Samuel Randall Detwiler was an embryologist who studied neural development in embryos and vertebrate retinas. He discovered evidence for the relationship between somites and spinal ganglia, that transplanted limbs can be controlled by foreign ganglia, and the plasticity of ganglia in response to limb transplantations. He also extensively studied vertebrate retinas during and after embryonic development. Detwiler's work established many principles studied in later limb transplantation experiments and was identified by Viktor Hamburger as an important bridge between his and Ross Granville Harrison's research.

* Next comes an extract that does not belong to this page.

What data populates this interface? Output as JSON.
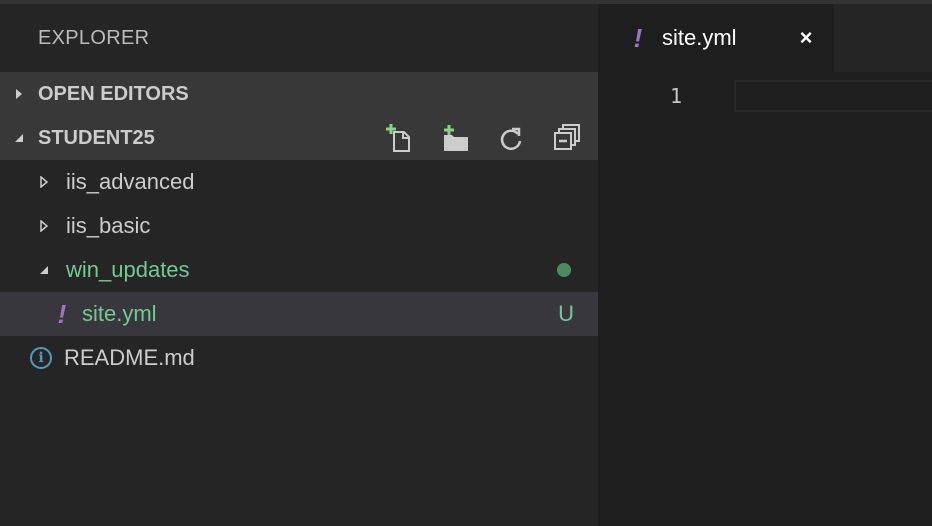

Hans Spemann was an experimental embryologist best known for his transplantation studies and as the originator of the "organizer" concept. One of his earliest experiments involved constricting the blastomeres of a fertilized salamander egg with a noose of fine baby hair, resulting in a partially double embryo with two heads and one tail. Spemann continued changing variables such as the amount of time the embryo was constricted and the degree of constriction, all of which added more empirical evidence to Hans Driesch's studies showing that embryonic cells could self-regulate to varying degrees. Spemann's long list of "simple" experiments and significant findings were mainly carried out at his laboratory, the Spemann School at the University of Freiburg, Germany, where numerous graduate students collaborated with Spemann to investigate embryonic induction.